- Buy for the short-medium term, not for the long term. While there may still be a significant run left yet in the current mining boom, eventually the house prices and rents in the mining towns will fall back – either due to increasing housing supply or falling demand for resources.
- Never buy ‘site unseen’. Know what you are getting into! The only time we might consider breaking our own rule here is if we have a relationship with someone else who can be our trusted eyes on the ground, and if we first obtain full detailed reports on the property from both a building inspector and a local property manager.(As an aside… Property managers can be a very useful source of insights into the nature of the street and the local neighborhood. Most property managers don’t want to take on a house that will be a hassle in terms of delinquent tenants or local criminal elements, and are in our experience likely to be quite up-front in voicing their opinions if they think it will be a problem property!)
- Avoid putting all your eggs in one basket. Consider diversifying across different mining towns or different types of location and property altogether. If a particular town or commodity is adversely affected, you don’t want this to bring down your entire portfolio.
- Don’t over-extend yourself. Prices, and therefore bank loans, can be quite high in many mining areas. Know whether you can sustain the holding costs on a property if you have to carry it vacant for a time. Always have a ‘safety net’!
- Don’t get fooled into thinking that a mining town property will be a ‘passive’ investment. Invest time in ongoing research, monitoring, and ideally spending a fair bit of time in the area yourself (to keep tabs on sentiment, local developments, etc). This investment of time may be critical to the overall success of the investment.

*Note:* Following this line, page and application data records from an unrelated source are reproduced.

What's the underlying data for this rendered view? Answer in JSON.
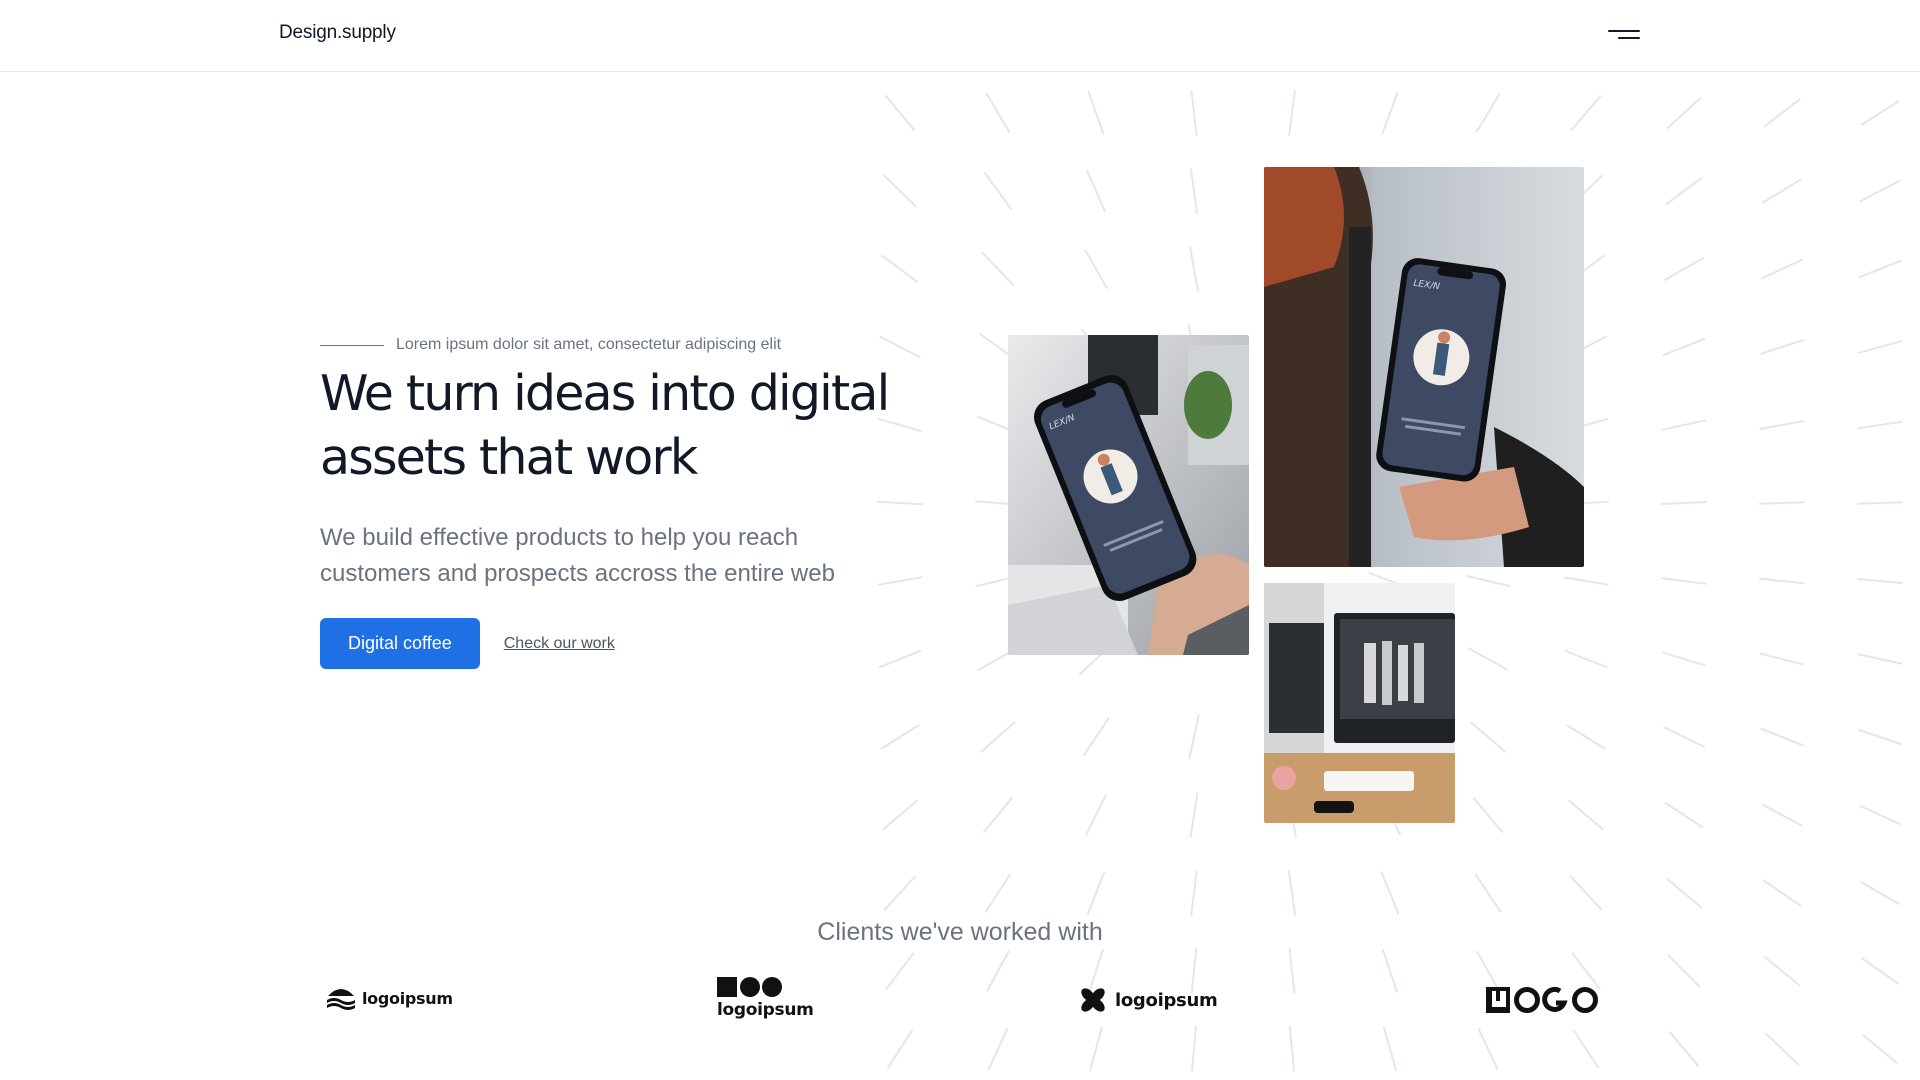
{
  "header": {
    "brand": "Design.supply",
    "menu_icon": "hamburger-menu-icon"
  },
  "hero": {
    "eyebrow": "Lorem ipsum dolor sit amet, consectetur adipiscing elit",
    "headline_line1": "We turn ideas into digital",
    "headline_line2": "assets that work",
    "subtext_line1": "We build effective products to help you reach",
    "subtext_line2": "customers and prospects accross the entire web",
    "primary_button": "Digital coffee",
    "secondary_link": "Check our work"
  },
  "images": {
    "phone_screen_brand": "LEX/N"
  },
  "clients": {
    "title": "Clients we've worked with",
    "logos": [
      {
        "text": "logoipsum",
        "icon": "stacked-waves-logo-icon"
      },
      {
        "text": "logoipsum",
        "icon": "square-circles-logo-icon"
      },
      {
        "text": "logoipsum",
        "icon": "pinwheel-logo-icon"
      },
      {
        "text": "LOGO",
        "icon": "logo-wordmark-icon"
      }
    ]
  },
  "colors": {
    "accent": "#1f6fe5",
    "text_primary": "#111827",
    "text_muted": "#6b7280",
    "pattern": "#e3e6ea"
  }
}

Follow these rules, and you’re much more likely to see a successful, profitable outcome on your mining town investments!
Until next time…
– Simon Buckingham